Adam Zagoria covers basketball at all levels. He is the author of two books and an award-winning journalist whose articles have appeared in ESPN The Magazine, SLAM, Sheridan Hoops, Sports Illustrated, Basketball Times and in newspapers nationwide.
Fate of Jersey’s ‘Fab Five’ Illustrates Recruiting Hurdles for Seton Hall, Rutgers
Back in the fall of 2015, Seton Hall coach Kevin Willard and his staff made a bold move.
They brought five young players from the New Jersey-based Sports U AAU program to campus and made a collective offer to the “Fab Five” of Naz Reid, Louis King, Luther Muhammad, Jahvon Quinerly and Atiba Taylor.
“They want to try to get all five guys,” Sports U coach Brian Colemantold me when the offer was made. “They feel like if they could get these guys that play together to stay home, it would be great for their state, it would be great for their team because they’d have a group of guys that are familiar with each other and they’re kind of looking at them as kind of like the next Michigan Fab Five.”
Class of 2019 stars Scottie Lewis and Bryan Antoine of the Ranney School are already being heavily courted by Duke, Kentucky and Florida, among others.
“When you’re at a school like Seton Hall, I think you really have to focus on the type of kid that wants to stay local,” Willard told me a few years back. “Again, different kids want to get away. No matter what, New Jersey and New York kids, most of them have always gone away but ..I found some guys that really wanted to stay home and we focused on that. I think you really gotta be selective. If a kid’s taking a visit to UCLA, Stanford and Hawaii, you know he’s not going to be a kid that really wants to stay at home.”

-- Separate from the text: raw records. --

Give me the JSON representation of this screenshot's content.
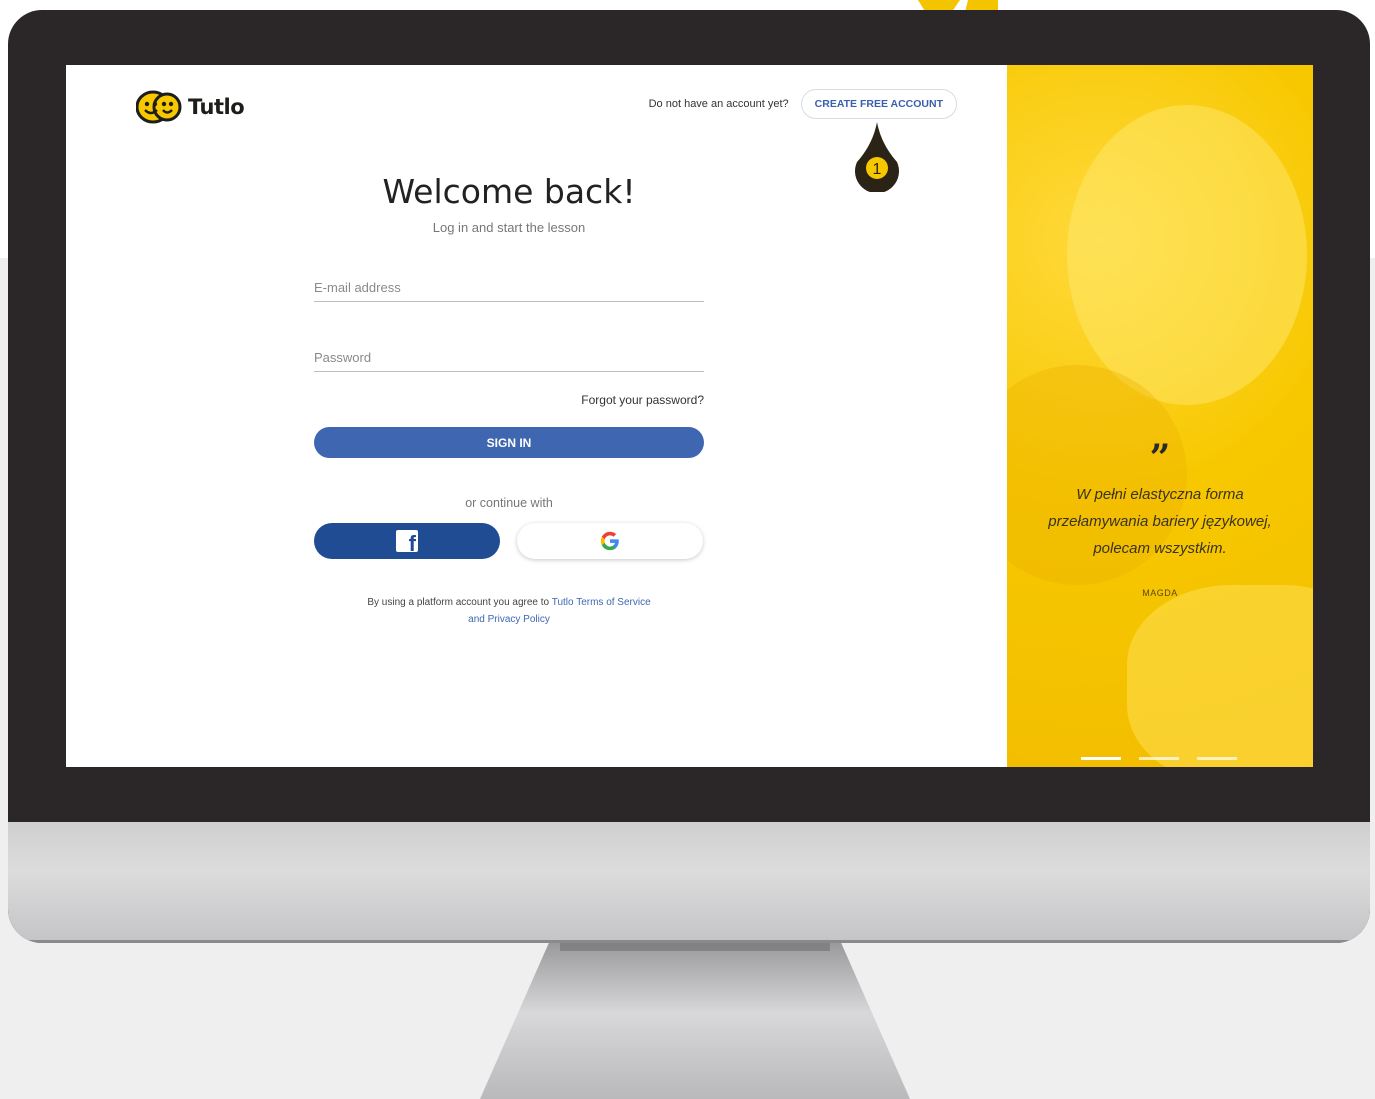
{
  "brand": {
    "name": "Tutlo",
    "accent": "#f7c800",
    "primary": "#3f67b1",
    "facebook": "#1f4c93"
  },
  "header": {
    "no_account_text": "Do not have an account yet?",
    "create_account_label": "CREATE FREE ACCOUNT",
    "step_number": "1"
  },
  "login": {
    "title": "Welcome back!",
    "subtitle": "Log in and start the lesson",
    "email_placeholder": "E-mail address",
    "password_placeholder": "Password",
    "forgot_label": "Forgot your password?",
    "signin_label": "SIGN IN",
    "continue_with": "or continue with",
    "terms_prefix": "By using a platform account you agree to",
    "terms_link1": "Tutlo Terms of Service",
    "terms_link2": "and Privacy Policy"
  },
  "social": {
    "facebook_icon": "facebook-icon",
    "google_icon": "google-icon"
  },
  "testimonial": {
    "quote_mark": "”",
    "quote": "W pełni elastyczna forma przełamywania bariery językowej, polecam wszystkim.",
    "author": "MAGDA",
    "slides": 3,
    "active_slide": 1
  }
}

It should be noted that Seton Hall has been to back-to-back NCAA Tournaments thanks to a core of New York and New Jersey kids like Angel Delgado, Desi Rodriguez, Khadeen Carrington and Ish Sanogo. Seton Hall also recruited Isaiah Whitehead, now with the Nets. They should be in the mix for another NCAA Tournament bid this year with the core back plus the addition of a strong recruiting class.
Rutgers, meantime, has had a recent run of recruiting success with 2018 pledges like New Jersey native Ron Harper Jr., Montez Mathis and Mac McClung, and they remain in the mix for 2019s like guard Paul Mulcahy of Gill St. Bernard’s.
But going forward, Seton Hall and Rutgers will likely see their state raided of its best players (like Lewis and Antoine) by the Kentuckys and Dukes of the world.
Of course, Kentucky and Duke out-recruit most every school, so that’s not unique to the Jersey schools.
But if Seton Hall and Rutgers are to truly compete for big prizes down the road, they will have to try to land the best players in their own state. It’s a tough call. If you’re Willard or Pikiell, do you invest 2-3 years in the Ranney kids, only to see them fly off to a blue blood a year from now?
“[Seton Hall and Rutgers] want to recruit New Jersey and New Jersey’s a big part of what they’re trying to do,” Hudson Catholic coach Nick Mariniello told me a year ago. “The metropolitan area is important, and for the locals to be successful they have to recruit from this area that’s got so many high-level players in it.”
What should the locals do? Keep on plugging.
“As Rutgers is doing,” Gill St. Bernard’s coach Mergin Sina said Tuesday. “Keep going to open gyms and showing up at high school games during the season. Both schools have the opportunity to recruit the best players in the state if the players and their parents feel that their kids are the core to the future of their programs.”
Roselle Catholic coach Dave Boff, who once again has a loaded team with young prospects, including 7-foot 2020 big man Cliff Omoruyi (offers from Syracuse, Rutgers, Seton Hall), is putting a positive spin on it.
“I believe the time for kids to stay home is coming soon,” Boff said. “Seton Hall has made a couple NCAA Tournaments in a row. Rutgers has just landed some big recruits and is upgrading their facilities so I think both programs are headed in the right direction. A combination of on court success and facilities is what it takes to compete with the other schools recruiting these kids.”
Adam Zagoria is a Basketball Insider who covers basketball at all levels. A contributor to The New York Times and SportsNet New York (SNY), he is also the author of two books and is an award-winning journalist and filmmaker. His articles have appeared in ESPN The Magazine, SLAM, Sheridan Hoops, Basketball Times and in newspapers nationwide. He also won an Emmy award for his work on the SNY mini-documentary on Syracuse guard Tyus Battle.
A veteran Ultimate Frisbee player, he has competed in numerous National and World Championships and, perhaps more importantly, his teams won the Westchester Summer League (WSL) championships in 2011 and 2013.
He lives in Manhattan with his wife and children.